Vishing, or Voice phishing, occurs when a hacker calls the target victims instead of sending the phishing email or SMS, attempts to lure victims into giving up sensitive data over the phone. Generally, criminals manipulate human emotions, like fear, compassion, and desire, and entice them to hand over their sensitive data or money.
9 . Ad Phishing
Ad Phishing or ad fraud occurs when criminals attempt to cheat digital advertising networks for financial gain, generally using bots to carry out ad fraud.
Some types of ad phishing are as follows:
- Hidden ads
- Click hijacking
- Fake app installation
- Botnet ad fraud
11. Business Email Compromise (BEC)
Business Email Compromise (BEC) is an important threat to email security that occurs when criminals target companies that conduct wire transfers and have suppliers abroad. Email accounts belonging to executives or high-level employees related to finance or who are involved with online payments are either spoofed or compromised through malware like keyloggers or phishing attacks, and fraudulent transfers are carried out to steal that money.

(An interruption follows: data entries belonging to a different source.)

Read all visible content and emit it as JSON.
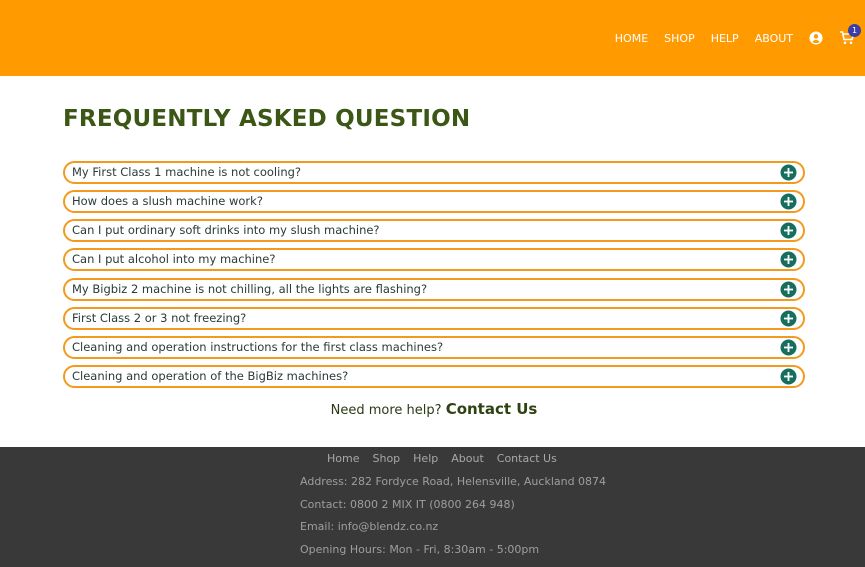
{
  "header": {
    "nav": [
      "HOME",
      "SHOP",
      "HELP",
      "ABOUT"
    ],
    "cart_count": "1",
    "icons": [
      "user-icon",
      "cart-icon"
    ]
  },
  "main": {
    "title": "FREQUENTLY ASKED QUESTION",
    "faqs": [
      "My First Class 1 machine is not cooling?",
      "How does a slush machine work?",
      "Can I put ordinary soft drinks into my slush machine?",
      "Can I put alcohol into my machine?",
      "My Bigbiz 2 machine is not chilling, all the lights are flashing?",
      "First Class 2 or 3 not freezing?",
      "Cleaning and operation instructions for the first class machines?",
      "Cleaning and operation of the BigBiz machines?"
    ],
    "help_text": "Need more help?",
    "help_link": "Contact Us"
  },
  "footer": {
    "nav": [
      "Home",
      "Shop",
      "Help",
      "About",
      "Contact Us"
    ],
    "address": "Address: 282 Fordyce Road, Helensville, Auckland 0874",
    "contact": "Contact: 0800 2 MIX IT (0800 264 948)",
    "email": "Email:  info@blendz.co.nz",
    "hours": "Opening Hours: Mon - Fri, 8:30am - 5:00pm"
  },
  "colors": {
    "header_bg": "#ff9a00",
    "title": "#3b5615",
    "accordion_border": "#f39a1e",
    "plus_icon": "#166f5e",
    "footer_bg": "#393939"
  }
}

12. CEO Fraud
CEO Fraud occurs when criminals target companies impersonating the CEO. Itis a type of spear-phishing attack where criminals aim to lure the victims into sending money to their bank account or handing over sensitive information.
13. Clone Phishing
A clone phishing attack occurs when criminals target companies using copies a real email or cloning a genuine email message that is sent from a legitimate organization. The criminals reconstruct the email by replacing the real link with a fake one or adding extra fake links that redirect to their malicious websites.
14. Search Engine Phishing
Search engine phishing occurs when cyber criminals use and manipulate online website search engines. While making a search on online search engines, the victims may see messages that manipulate them to visit the malicious website. The search process is totally legitimate, but the website appeared is actually fake and designed to steal the victims’ data or money.
15. Website Spoofing
Website spoofing is a phishing technique that criminals generate a fake website to trick victims that the website is real and legitimate. Usually, the spoofed website has the same design as the target website and possesses a similar URL to deceive victims.
How to Prevent Phishing Attacks?
Encrypt all sensitive company data.
Train your employees and conduct security training sessions using false phishing scenarios.
Use a SPAM filter that detects viruses, Malware, blank senders, etc.
Use an email security testing tool to evaluate your email security vulnerability.
Keep all systems updated with the latest security patches.
Install an antivirus solution, program signature updates, and watch the antivirus status on all equipment.
Develop a phishing security policy that involves but isn’t limited to password expiration and complexity.
Use a web filter to obstruct malicious websites.
Change HTML email into text-only email communications or disable HTML email messages for email security.
Obligate encryption for representatives that are telecommuting.
Use cyber threat intelligence services to be one step away from hackers.
Lastly, have an incident response plan in case a real attack occurs.